KHARTOUM, Apr 9 – Sudan’s President Omar al-Bashir will travel to South Sudan on Friday, his office said, in a further sign of easing tensions between the two neighbours which fought along their common border last year.
“It’s confirmed that President Bashir will visit Juba this Friday,” Emad Sayed Ahmed, the presidential press secretary, told AFP on Tuesday.
He had no further details about the trip, which will be Bashir’s first since he attended South Sudan’s independence celebrations on July 9, 2011, following a near-unanimous referendum vote for separation after a 22-year civil war.
Independence left key issues unresolved, including how much the South should pay for shipping its oil through Sudanese pipelines for export.
South Sudan stopped all of its crude production early last year, cutting off most of its revenue after accusing Khartoum of theft.
The two nations battled on their undemarcated border one year ago, raising fears of wider war, and intermittent clashes continued in subsequent months.
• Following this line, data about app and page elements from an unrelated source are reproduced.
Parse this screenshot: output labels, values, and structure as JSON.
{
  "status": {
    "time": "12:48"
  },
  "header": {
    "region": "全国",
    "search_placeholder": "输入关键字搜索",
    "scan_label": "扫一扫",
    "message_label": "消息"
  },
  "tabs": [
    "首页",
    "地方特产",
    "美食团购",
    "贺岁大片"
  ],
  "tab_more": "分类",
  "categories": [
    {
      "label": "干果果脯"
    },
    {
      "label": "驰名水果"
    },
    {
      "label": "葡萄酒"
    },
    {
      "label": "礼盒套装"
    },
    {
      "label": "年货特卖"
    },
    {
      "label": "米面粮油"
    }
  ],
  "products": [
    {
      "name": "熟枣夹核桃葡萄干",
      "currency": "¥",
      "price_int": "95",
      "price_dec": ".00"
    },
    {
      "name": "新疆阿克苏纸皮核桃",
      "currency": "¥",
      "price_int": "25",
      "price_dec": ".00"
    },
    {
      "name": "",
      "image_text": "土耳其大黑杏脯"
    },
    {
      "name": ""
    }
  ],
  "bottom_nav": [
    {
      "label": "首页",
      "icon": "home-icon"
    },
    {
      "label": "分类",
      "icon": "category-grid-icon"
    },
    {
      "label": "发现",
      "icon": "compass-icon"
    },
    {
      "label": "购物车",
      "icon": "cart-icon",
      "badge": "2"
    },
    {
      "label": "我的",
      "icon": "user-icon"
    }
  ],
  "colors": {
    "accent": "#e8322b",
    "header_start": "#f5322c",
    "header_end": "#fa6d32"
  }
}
But at talks in Addis Ababa last month, Sudan and South Sudan finally settled on detailed timetables to improve relations by resuming the oil flows and implementing eight other key pacts.
The deals had remained dormant after signing in September as Khartoum pushed for guarantees that South Sudan would no longer back rebels fighting in South Kordofan and Blue Nile states.
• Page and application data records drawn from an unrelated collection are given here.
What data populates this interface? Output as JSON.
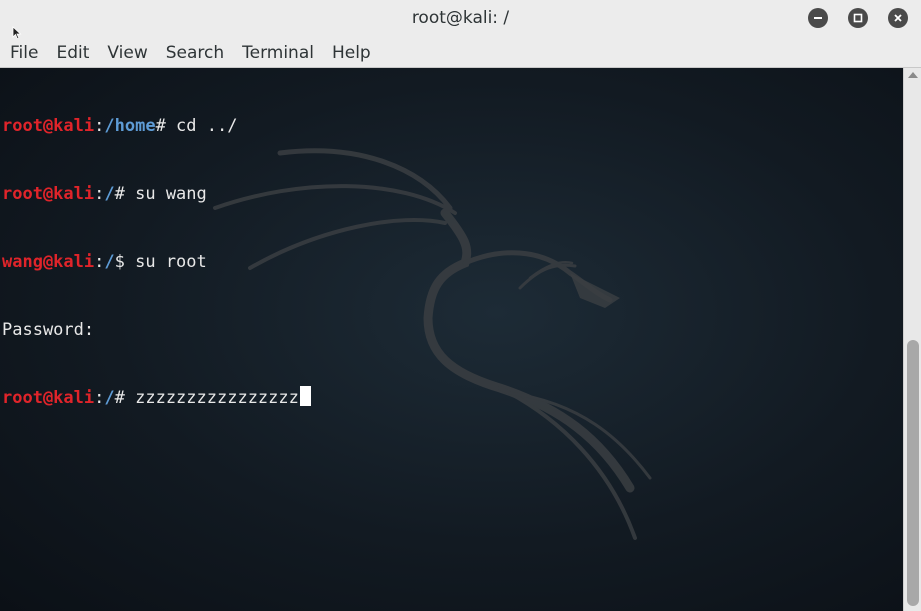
{
  "window": {
    "title": "root@kali: /",
    "buttons": {
      "minimize": "minimize-icon",
      "maximize": "maximize-icon",
      "close": "close-icon"
    }
  },
  "menu": {
    "items": [
      "File",
      "Edit",
      "View",
      "Search",
      "Terminal",
      "Help"
    ]
  },
  "terminal": {
    "lines": [
      {
        "user": "root@kali",
        "path": "/home",
        "symbol": "# ",
        "command": "cd ../"
      },
      {
        "user": "root@kali",
        "path": "/",
        "symbol": "# ",
        "command": "su wang"
      },
      {
        "user": "wang@kali",
        "path": "/",
        "symbol": "$ ",
        "command": "su root"
      },
      {
        "text": "Password:"
      },
      {
        "user": "root@kali",
        "path": "/",
        "symbol": "# ",
        "command": "zzzzzzzzzzzzzzzz"
      }
    ],
    "colors": {
      "user": "#e0242a",
      "path": "#5e9cd6",
      "text": "#e8e8e8",
      "background": "#121a22"
    }
  }
}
But since timetables were agreed, official delegations from the two countries have held a series of meetings to begin implementing the pacts.
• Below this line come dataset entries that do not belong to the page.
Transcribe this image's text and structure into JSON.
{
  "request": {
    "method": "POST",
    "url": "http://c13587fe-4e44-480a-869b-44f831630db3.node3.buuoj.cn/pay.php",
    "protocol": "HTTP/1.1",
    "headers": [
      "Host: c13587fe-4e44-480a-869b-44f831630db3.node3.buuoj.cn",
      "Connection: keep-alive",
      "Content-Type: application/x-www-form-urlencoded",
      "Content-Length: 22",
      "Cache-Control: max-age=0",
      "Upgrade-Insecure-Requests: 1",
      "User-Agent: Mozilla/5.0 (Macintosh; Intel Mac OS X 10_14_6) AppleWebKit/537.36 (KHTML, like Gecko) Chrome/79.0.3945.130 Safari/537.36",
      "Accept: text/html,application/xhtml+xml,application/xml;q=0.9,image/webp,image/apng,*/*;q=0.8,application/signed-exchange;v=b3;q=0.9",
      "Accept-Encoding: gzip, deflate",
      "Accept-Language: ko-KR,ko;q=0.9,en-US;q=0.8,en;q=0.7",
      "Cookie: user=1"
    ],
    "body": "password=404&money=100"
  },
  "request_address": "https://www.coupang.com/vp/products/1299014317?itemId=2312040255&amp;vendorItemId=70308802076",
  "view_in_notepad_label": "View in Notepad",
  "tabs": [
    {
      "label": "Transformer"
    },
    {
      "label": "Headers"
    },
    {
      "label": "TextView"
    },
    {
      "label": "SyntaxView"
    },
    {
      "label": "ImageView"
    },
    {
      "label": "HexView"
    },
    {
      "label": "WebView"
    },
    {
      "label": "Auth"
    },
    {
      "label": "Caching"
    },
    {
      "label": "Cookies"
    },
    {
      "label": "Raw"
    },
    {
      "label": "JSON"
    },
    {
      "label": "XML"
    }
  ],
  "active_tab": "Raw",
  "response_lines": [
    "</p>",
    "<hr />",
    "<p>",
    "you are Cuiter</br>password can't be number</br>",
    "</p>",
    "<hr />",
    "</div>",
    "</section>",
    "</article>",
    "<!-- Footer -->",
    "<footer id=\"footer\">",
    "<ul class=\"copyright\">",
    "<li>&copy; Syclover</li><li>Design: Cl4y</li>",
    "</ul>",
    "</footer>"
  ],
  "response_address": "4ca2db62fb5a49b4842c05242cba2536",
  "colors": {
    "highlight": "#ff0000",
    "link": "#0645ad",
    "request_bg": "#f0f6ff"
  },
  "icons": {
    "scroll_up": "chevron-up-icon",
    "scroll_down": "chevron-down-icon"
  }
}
South Sudan’s President Salva Kiir telephoned Bashir after the Addis timetables were reached, inviting him for the summit. Bashir agreed but no date had been confirmed until Tuesday.
Last Saturday South Sudan held a ceremony to restart oil production, which official Sudanese media said would be shipped again from Port Sudan in the north by the end of May.
“This is a sign of peace,” South Sudan oil minister Stephen Dhieu Dau said, as crowds danced in celebration. “No way are these sisterly countries to live without peace, and oil will play a great role to keep the peace in Sudan and South Sudan.”
The shutdown has cost both impoverished nations billions of dollars. China was the biggest buyer of the oil.
South Sudan separated with roughly 75 percent of the 470,000 barrels per day of crude produced by the formerly unified country.
Refineries and export pipelines stayed under Khartoum’s jurisdiction but the two countries could not agree on how much Juba should pay to use that infrastructure, including the Red Sea export terminal.
South Sudan said petroleum provided 98 percent of its revenue.
The Addis agreements, among other provisions, also call for a re-opening of border crossings which will allow trade to resume.